*** INFORMATION SHOWN ***

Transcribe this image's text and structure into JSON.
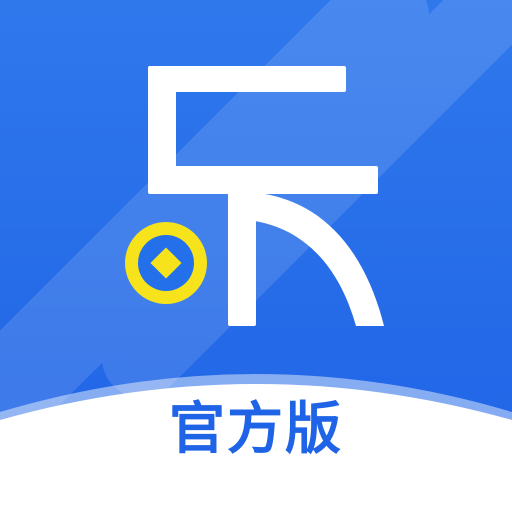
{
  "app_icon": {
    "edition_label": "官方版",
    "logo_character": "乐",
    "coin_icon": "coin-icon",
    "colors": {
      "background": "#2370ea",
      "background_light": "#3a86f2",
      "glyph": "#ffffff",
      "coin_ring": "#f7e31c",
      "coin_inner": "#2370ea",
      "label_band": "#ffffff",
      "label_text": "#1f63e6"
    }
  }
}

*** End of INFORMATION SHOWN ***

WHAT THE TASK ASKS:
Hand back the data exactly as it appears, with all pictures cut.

ANSWER SPACE:
Transcribe this image's text and structure into JSON.
{
  "app_icon": {
    "edition_label": "官方版",
    "logo_character": "乐",
    "coin_icon": "coin-icon",
    "colors": {
      "background": "#2370ea",
      "background_light": "#3a86f2",
      "glyph": "#ffffff",
      "coin_ring": "#f7e31c",
      "coin_inner": "#2370ea",
      "label_band": "#ffffff",
      "label_text": "#1f63e6"
    }
  }
}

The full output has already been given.